The Right Coast

October 09, 2005
 
The Future of Harriet Miers
By Mike Rappaport

There are two primary complaints against the Miers nomination. First, President Bush could have nominated a giant but instead nominated an unknown who is not terribly qualified for the Court. The second complaint, though, would affect me more if I were Senator pondering how to vote: Miers may turn out not to be the Justice President Bush envisions and instead move towards the center over time.

While President Bush promises it won't happen, it is easy to imagine. In the early years, my guess is that Harriet Miers, who is not terribly experienced in the constitutional area, will tend to follow John Roberts. He is probably less ideological than Scalia and Thomas and he is greatly admired for his skills.

But after a couple of years, what will she do? My fear is that she becomes more liberal -- that she grows in office. Harriet Miers has spent her professional life being ambitious, doing what was necessary to rise to the top, and not staking out political or legal positions that would cause her to be criticized. On the Supreme Court, this type of person will worry about her reputation, and the best way to secure a good reputation is to move to the center and seem moderate. She will not want to stay in the shadow of Roberts forever. Miers will also have seen the accolades accorded her predecessor, Sandra Day O'Connor, for being moderate.
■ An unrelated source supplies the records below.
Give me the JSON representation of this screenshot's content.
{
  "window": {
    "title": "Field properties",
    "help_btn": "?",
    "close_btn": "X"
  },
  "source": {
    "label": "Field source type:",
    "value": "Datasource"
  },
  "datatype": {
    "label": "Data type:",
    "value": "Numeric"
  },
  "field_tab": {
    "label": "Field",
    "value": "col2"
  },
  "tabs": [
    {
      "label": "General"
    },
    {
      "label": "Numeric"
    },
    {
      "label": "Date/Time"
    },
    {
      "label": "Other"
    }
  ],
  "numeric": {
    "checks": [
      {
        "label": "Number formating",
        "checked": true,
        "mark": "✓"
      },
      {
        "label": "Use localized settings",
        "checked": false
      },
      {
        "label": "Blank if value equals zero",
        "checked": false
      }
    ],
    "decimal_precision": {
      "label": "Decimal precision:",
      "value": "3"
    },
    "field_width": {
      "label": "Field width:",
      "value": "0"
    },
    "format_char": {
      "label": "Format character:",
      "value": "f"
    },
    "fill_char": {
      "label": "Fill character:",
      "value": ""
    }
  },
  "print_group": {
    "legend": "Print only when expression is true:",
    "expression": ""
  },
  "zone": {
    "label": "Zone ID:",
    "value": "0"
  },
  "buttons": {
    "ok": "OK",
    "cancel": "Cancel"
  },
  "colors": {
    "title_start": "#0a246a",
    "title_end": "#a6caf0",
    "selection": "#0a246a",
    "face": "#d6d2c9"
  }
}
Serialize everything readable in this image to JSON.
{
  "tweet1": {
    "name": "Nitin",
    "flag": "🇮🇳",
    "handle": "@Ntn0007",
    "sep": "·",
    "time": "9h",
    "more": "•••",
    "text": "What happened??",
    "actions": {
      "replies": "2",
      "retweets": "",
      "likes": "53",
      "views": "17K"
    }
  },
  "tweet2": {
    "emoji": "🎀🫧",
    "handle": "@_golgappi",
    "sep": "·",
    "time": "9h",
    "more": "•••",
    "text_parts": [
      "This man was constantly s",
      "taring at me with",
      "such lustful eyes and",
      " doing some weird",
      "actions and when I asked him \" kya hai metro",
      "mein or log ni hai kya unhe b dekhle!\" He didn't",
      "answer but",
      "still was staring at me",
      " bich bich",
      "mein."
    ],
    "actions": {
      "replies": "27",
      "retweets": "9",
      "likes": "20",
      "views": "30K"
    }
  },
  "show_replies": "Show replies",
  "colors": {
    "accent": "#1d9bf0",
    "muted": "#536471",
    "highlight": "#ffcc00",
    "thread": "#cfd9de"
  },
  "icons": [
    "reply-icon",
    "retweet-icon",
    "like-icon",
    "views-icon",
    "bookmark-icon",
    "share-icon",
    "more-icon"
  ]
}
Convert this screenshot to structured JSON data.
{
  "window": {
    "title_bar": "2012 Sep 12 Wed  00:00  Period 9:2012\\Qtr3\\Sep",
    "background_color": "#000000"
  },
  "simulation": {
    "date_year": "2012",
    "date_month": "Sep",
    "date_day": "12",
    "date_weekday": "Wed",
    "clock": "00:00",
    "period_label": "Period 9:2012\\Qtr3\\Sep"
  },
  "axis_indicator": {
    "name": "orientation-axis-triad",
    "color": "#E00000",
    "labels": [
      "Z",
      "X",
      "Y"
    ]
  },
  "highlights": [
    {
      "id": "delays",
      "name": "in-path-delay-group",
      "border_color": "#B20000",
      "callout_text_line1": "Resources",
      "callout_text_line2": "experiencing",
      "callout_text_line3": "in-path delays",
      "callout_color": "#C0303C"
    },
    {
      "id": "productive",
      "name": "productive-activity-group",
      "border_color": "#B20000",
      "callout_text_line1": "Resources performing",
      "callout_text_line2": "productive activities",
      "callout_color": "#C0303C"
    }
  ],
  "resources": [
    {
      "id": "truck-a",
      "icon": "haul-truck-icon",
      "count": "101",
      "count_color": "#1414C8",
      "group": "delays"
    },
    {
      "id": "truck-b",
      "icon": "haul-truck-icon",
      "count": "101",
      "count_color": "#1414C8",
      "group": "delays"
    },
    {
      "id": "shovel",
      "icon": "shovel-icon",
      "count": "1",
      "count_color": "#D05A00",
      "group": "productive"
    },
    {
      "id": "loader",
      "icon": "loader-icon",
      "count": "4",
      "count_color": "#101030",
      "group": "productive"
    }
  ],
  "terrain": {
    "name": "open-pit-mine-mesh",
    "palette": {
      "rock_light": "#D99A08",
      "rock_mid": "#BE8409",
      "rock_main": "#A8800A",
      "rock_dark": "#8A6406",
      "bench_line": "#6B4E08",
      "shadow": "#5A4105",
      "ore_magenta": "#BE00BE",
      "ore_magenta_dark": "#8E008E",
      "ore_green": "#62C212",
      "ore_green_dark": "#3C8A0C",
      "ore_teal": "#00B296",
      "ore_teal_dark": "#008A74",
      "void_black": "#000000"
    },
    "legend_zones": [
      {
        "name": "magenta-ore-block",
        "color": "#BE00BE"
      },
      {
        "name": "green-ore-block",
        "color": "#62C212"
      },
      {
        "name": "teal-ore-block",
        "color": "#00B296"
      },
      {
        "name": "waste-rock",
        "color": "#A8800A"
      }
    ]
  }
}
The only reason for Miers to remain a conservative is if she is true believer and is willing to sacrifice reputation for the sake of what she believes is right. That, however, is not how Harriet Miers has acted throughout her career. There is little reason to believe she will start acting that way on the Supreme Court.